This Wednesday Seanad Éireann will debate a motion noting the fundamental human right of every Irish citizen to choose whether or not they have their water medicated with fluoride, given that from the 1st October Irish residents are being asked to pay for water.
The private members bill was tabled by Senators Mary Ann O’Brien, Fergal Quinn, and Katherine Zappone. It follows statements by ten Irish local authorities asking the Government to repeal the 1960 Act brought in by Fianna Fail, which compels local authorities to fluoridate. The senators have acted following a three-year awareness campaign which has involved public stripping and the publication of a naked calendar which featured Councillors from both of the main political parties. The calendar page shown here highlights how fluorides in water can lead to thyroid illness, which are increasing across Ireland.
Thanks to the campaign, around 15,000 people across Ireland support anti-fluoride campaigners like Aisling Fitzgibbon, who is planning legal action against the Irish Government to challenge its 50-year-old mandate that public water must be fluoridated.
Anti-fluoride campaigners point to hundreds of studies which show that people who drink fluoridated water suffer more from Alzheimers, Arthritis and thyroid illness and do less well in IQ tests.
If the senate agrees with the motion, Irish citizens may win the right to vote on whether public water supplies should be medicated.

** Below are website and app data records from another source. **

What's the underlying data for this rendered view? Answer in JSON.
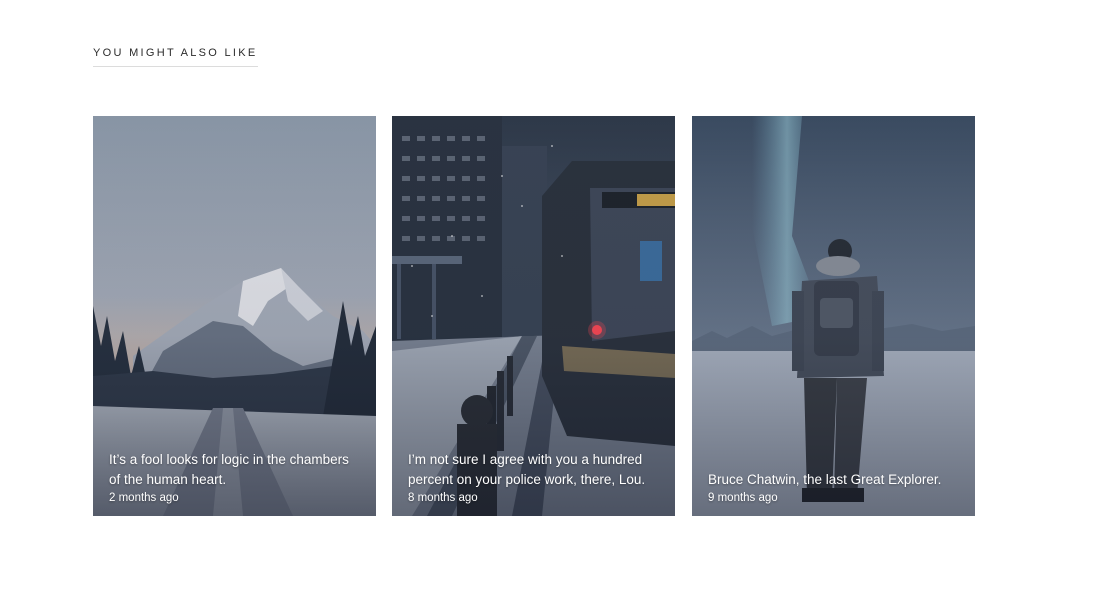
{
  "section": {
    "title": "YOU MIGHT ALSO LIKE"
  },
  "posts": [
    {
      "title": "It’s a fool looks for logic in the chambers of the human heart.",
      "date": "2 months ago",
      "image": "snowy-mountain-road"
    },
    {
      "title": "I’m not sure I agree with you a hundred percent on your police work, there, Lou.",
      "date": "8 months ago",
      "image": "winter-city-tram"
    },
    {
      "title": "Bruce Chatwin, the last Great Explorer.",
      "date": "9 months ago",
      "image": "aurora-explorer"
    }
  ],
  "colors": {
    "title_text": "#2b2b2b",
    "caption_text": "#ffffff",
    "underline": "#dcdcdc"
  }
}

This debate could also pave the way for Irish citizens to legally refuse to pay water bills while the Government forces fluoridation without citizen’s consent. The job of the Commission for Energy Regulation (CER) is to regulate Ireland’s new water authority Irish Water. The CER has just ruled that nobody in Ireland will have to pay for water which is unfit to drink.
The 5 pm debate in the Upper House of the Irish Parliament tomorrow should be interesting, given that water quality is also central issue in the upcoming Roscommon/Leitrim By-Election, a constituency where some people have not been able to drink tap water for two years due to contamination.
Aisling’s supporters in the Seanad include David Norris. Sen Norris spoke out against water fluoridation in a previous Seanad debate in january 2013.
It’s also well-timed because people around the country are protesting against the installation of water meters. Most object to paying for water they believe is not fit to drink.
The Fine Gael party promised it would stop water fluoridation back in 2001 but it dropped that plan in 2008 after the last Government, a Green Party/Fianna Fail coalition, reduced the maximum level of fluorides permitted in Irish Water. Last year Sinn Fein tried to ban the practice by producing a Dáil bill to make the policy illegal.
Sinn Fein’s Environment Spokesman Brian Stanley got litle support, but his move caused health minister James Reilly to ask the state-run Health Research Board to assess all the scientific research available on how safe the practice is at current levels . That http://www.hrb.ie report is due out in December.
Aisling co-ordinates the Irish campaign against water fluoridation through her website. http://www.thegirlagainstfluoride.com